MATERIAL FOR THIS TASK:
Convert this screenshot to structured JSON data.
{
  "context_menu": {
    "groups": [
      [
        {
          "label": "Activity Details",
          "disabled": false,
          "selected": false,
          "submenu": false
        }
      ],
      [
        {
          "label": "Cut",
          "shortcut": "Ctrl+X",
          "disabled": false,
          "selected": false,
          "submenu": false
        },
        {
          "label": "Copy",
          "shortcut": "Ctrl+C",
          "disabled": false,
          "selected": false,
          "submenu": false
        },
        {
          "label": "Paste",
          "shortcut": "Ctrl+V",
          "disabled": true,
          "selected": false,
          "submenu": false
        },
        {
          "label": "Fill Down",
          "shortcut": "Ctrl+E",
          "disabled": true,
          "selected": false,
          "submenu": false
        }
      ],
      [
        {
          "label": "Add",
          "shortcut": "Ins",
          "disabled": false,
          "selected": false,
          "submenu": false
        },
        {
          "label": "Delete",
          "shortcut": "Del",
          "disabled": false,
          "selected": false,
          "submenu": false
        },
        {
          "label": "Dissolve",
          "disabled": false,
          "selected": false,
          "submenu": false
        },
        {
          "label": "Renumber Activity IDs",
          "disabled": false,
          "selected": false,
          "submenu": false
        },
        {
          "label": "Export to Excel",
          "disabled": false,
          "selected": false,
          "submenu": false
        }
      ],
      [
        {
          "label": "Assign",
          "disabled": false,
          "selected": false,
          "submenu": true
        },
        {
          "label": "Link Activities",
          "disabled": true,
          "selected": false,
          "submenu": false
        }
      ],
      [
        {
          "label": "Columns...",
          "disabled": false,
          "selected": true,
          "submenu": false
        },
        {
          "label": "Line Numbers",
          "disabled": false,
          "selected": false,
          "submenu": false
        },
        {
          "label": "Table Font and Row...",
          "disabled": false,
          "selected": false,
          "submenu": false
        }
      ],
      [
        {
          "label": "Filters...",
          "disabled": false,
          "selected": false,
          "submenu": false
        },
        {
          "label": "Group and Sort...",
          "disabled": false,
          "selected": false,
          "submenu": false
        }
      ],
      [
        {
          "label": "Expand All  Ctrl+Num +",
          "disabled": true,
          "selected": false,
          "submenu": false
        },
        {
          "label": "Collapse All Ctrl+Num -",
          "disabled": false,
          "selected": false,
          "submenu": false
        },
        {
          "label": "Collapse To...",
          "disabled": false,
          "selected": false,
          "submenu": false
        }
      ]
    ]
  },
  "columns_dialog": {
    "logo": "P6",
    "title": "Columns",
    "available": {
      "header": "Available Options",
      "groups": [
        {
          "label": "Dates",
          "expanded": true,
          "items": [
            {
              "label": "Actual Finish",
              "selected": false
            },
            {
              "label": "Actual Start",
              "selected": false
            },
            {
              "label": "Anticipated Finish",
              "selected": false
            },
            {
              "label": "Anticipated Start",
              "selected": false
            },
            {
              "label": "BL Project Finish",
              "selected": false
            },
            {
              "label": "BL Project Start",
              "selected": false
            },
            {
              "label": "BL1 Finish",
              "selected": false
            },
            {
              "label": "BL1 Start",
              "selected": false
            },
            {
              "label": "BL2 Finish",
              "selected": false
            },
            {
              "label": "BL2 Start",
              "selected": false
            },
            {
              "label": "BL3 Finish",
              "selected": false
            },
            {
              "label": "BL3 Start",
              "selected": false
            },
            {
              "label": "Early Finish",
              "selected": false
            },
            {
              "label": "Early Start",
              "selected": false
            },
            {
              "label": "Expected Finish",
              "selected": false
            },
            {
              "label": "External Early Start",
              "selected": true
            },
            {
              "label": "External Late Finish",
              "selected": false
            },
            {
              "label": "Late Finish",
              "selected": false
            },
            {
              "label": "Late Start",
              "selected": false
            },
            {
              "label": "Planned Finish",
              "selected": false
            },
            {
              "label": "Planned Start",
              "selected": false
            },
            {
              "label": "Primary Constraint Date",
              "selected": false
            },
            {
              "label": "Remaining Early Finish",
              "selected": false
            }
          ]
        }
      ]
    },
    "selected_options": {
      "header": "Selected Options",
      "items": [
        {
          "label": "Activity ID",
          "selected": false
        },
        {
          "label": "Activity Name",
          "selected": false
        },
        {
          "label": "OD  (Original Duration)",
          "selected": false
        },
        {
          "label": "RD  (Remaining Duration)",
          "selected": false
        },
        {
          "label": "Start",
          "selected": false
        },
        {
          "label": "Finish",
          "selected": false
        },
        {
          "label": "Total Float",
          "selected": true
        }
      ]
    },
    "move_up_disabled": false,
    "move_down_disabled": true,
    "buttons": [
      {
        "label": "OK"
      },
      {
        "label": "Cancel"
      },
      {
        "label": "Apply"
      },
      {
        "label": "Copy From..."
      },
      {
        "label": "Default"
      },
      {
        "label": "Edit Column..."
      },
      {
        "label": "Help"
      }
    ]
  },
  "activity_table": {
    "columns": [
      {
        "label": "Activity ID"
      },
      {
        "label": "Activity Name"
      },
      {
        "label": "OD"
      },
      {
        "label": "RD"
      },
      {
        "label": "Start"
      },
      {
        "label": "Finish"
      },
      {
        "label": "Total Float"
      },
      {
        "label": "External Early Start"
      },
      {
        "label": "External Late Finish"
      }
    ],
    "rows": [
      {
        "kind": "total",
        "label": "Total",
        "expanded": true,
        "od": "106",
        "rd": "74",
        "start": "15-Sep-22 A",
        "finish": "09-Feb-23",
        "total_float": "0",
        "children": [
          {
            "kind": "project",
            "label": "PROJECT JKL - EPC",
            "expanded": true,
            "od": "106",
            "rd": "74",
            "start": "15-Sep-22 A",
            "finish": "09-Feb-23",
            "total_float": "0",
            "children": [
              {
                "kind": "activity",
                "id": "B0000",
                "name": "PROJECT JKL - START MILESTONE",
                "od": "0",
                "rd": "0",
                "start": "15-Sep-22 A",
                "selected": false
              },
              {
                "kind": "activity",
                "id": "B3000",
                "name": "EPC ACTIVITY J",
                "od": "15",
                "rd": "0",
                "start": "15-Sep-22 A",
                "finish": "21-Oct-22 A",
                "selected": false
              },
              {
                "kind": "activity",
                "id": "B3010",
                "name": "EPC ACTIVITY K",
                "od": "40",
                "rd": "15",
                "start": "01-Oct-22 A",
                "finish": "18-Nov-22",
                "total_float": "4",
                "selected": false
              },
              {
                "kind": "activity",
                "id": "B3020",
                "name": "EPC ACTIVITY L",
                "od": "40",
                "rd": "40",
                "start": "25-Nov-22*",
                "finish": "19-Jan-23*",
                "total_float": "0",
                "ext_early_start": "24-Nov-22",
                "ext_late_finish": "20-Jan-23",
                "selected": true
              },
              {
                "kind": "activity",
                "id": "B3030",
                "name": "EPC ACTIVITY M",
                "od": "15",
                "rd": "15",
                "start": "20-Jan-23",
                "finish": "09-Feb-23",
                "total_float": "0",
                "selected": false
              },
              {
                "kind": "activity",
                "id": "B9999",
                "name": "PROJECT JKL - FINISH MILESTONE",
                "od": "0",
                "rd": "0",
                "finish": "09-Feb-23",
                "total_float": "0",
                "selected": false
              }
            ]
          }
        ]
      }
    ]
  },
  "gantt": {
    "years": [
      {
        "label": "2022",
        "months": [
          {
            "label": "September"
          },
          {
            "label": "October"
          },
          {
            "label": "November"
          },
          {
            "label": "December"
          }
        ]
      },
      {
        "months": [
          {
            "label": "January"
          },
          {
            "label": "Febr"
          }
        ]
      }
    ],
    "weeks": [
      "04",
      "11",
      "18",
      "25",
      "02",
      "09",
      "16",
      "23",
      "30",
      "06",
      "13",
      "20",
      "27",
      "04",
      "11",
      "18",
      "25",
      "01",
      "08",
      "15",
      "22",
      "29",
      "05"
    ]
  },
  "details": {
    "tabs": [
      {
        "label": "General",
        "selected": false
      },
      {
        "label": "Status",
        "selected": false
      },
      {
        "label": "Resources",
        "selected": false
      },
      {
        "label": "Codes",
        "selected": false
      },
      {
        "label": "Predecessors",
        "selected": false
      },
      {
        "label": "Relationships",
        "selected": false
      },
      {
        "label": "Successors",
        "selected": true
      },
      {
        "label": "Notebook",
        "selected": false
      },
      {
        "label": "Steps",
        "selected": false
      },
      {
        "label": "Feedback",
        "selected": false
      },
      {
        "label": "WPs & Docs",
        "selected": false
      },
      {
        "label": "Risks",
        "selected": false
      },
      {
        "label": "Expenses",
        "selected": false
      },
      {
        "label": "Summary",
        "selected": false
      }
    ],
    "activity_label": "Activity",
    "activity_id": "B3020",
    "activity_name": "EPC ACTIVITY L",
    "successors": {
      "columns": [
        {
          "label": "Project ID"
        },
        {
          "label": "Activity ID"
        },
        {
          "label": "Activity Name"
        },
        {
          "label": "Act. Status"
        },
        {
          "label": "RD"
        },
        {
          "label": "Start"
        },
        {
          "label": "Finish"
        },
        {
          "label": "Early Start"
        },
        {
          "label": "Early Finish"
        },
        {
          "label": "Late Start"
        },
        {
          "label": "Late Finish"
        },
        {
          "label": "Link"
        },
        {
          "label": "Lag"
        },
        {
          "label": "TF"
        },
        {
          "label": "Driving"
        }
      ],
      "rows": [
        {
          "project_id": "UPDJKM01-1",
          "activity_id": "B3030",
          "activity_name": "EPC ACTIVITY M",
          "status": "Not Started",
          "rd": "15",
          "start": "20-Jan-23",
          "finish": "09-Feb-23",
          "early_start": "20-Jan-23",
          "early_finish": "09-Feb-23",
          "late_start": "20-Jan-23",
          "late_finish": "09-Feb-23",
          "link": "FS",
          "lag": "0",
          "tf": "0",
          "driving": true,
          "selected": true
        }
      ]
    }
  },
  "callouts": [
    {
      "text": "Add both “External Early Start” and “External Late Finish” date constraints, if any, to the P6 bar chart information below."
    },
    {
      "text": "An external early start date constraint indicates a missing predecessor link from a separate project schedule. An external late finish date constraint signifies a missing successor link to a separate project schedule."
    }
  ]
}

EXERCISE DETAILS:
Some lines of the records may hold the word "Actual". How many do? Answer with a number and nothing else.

TASK RESPONSE:
2